The Reserve Bank of India's second Financial Stability Report is generally positive. Maintaining and monitoring financial stability has always been a key objective of monetary policy. However, it was only from the middle of 2009 that the government and the RBI sought to institutionalise the process, making financial stability “an integral driver of the policy framework.” Accordingly, the RBI set up a Financial Stability Unit in August 2009 and started presenting periodical reports since March 2010. The first report found the banking system to be broadly healthy and well-capitalised, but noted that global economic shocks, inflation, the slow pace of fiscal consolidation and the unsettlingly large capital inflows posed significant risks to financial stability. According to the second FSR, many of the positive features are intact. Growth has rebounded strongly and the financial conditions are stable. Despite intermittent volatility in the foreign exchange and equity markets, the financial sector has been risk-free. New risk assessment measures introduced by the RBI — such as the Financial Stress Indicator and the Banking Stability Index — corroborate the central bank's generally positive assessment.
At the same time, the report also points to some significantly higher risks.
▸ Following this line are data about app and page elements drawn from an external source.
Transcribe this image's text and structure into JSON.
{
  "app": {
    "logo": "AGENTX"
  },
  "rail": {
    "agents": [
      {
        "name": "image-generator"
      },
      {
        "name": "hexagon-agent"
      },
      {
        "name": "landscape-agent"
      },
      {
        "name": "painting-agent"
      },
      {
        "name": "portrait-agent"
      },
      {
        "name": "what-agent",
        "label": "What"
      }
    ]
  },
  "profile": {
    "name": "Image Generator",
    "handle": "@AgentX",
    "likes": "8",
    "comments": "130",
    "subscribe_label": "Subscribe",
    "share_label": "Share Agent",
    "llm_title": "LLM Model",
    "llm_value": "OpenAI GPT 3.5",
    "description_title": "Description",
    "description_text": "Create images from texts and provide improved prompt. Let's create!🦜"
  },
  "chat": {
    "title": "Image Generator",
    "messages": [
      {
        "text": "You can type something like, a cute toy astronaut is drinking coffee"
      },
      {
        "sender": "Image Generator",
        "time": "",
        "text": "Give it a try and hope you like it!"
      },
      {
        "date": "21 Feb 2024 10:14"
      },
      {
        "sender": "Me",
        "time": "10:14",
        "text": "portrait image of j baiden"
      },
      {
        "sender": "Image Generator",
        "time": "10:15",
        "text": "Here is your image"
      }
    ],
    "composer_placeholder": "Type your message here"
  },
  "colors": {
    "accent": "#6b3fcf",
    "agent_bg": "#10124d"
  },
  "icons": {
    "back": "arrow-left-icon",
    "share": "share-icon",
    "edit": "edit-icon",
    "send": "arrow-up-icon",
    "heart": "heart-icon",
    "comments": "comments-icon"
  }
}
Among them are: the widening current account deficit; volatile capital inflows; deterioration in some key external sector ratios; and the persistently high inflation. The asset quality of banks and their asset-liability mismatch need to be constantly monitored. Recent developments in the microfinance institutional structure cause serious concern. Given the increasing correlation between global economic growth and that in emerging markets, the possibility of certain exogenous risks materialising is strong. The finance channel has assumed greater importance in transmitting the pace and severity of the impact of disturbances abroad. The proposed capital rules pose some regulatory challenges. Implementing international norms calibrated to local conditions will require concerted efforts. However, given its inherent soundness, the banking system is unlikely to be stretched unduly.